Unite GS Sharon Graham: Labour must be bolder if they want to win

Reading time: 4 min

Labour’s recent reshuffle has sent a clear message. They want to take us back to the 90s.

The trouble is, times have changed. Tinkering around the edges is not enough. To fix our broken economy we need intervention. Not politicians who are scared stiff of doing anything other than stand on the sidelines as profiteers make hay and people take pay cuts.

It is part of a deluded view of the last 25 years, in which crisis after crisis has been paid for by working people not the wealthy. From the financial crash, to austerity, the pandemic and now the cost-of-living crisis, it’s workers who have been told to accept less whilst more billionaires appear.

There is no doubt in my mind Labour will be better than the Tories, but we shouldn’t just be grateful for what we are given. Now is the time to call out any backsliding. We should have ambition for our nation and not be content with managed decline.

Here’s five things that could help:

1. Stop greedflation

For too long we have been giving away money without conditions to big firms. But we have tolerated rampant profiteering. The Labour Party must put its stake in the ground and commit to reform instead of cosying up to big business.

2. Take energy into public hands

End the scandal of the energy giants pocketing billions while workers are left in the cold. If energy was run for us rather than shareholders, homes could have saved £1,800 last year.

3. Buy British

UK steel is a perfect example of a sector crying out for simple solutions. We need reform now if communities like Port Talbot are to survive. All projects requiring steel use UK-made products.

4. Make it easier to get a pay rise

Our right to form unions and ­negotiate pay, terms and conditions is undermined by the hurdles workers have to jump through. Because of this, in the middle of a cost-of-living crisis swathes of our workforce face real-terms pay cuts.

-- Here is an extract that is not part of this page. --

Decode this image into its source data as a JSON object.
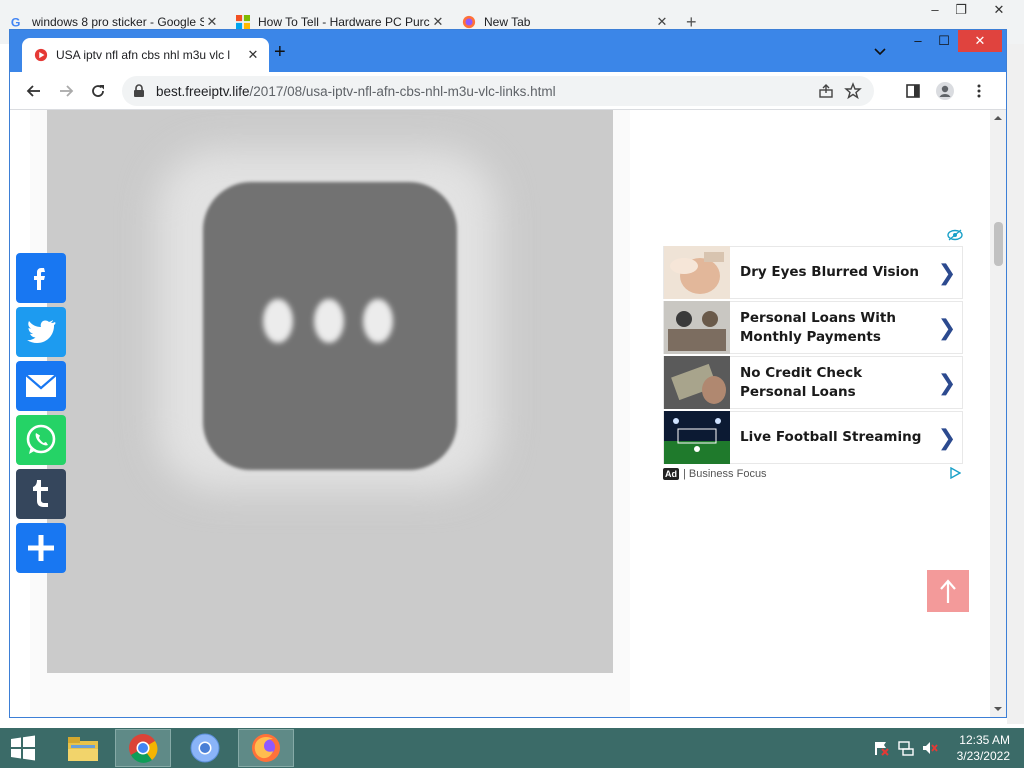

5. Make bargaining easier

In many firms workers get “take it or leave it” pay offers made by bosses funnelling cash to investors. Making it easier to bargain over pay won’t cost a penny and give more workers decent wages. That’s why Labour’s recent backtracking on this issue is so ridiculous. Labour needs to ask itself “whose side are we on”? The side of the business lobby and City bankers, or the working people?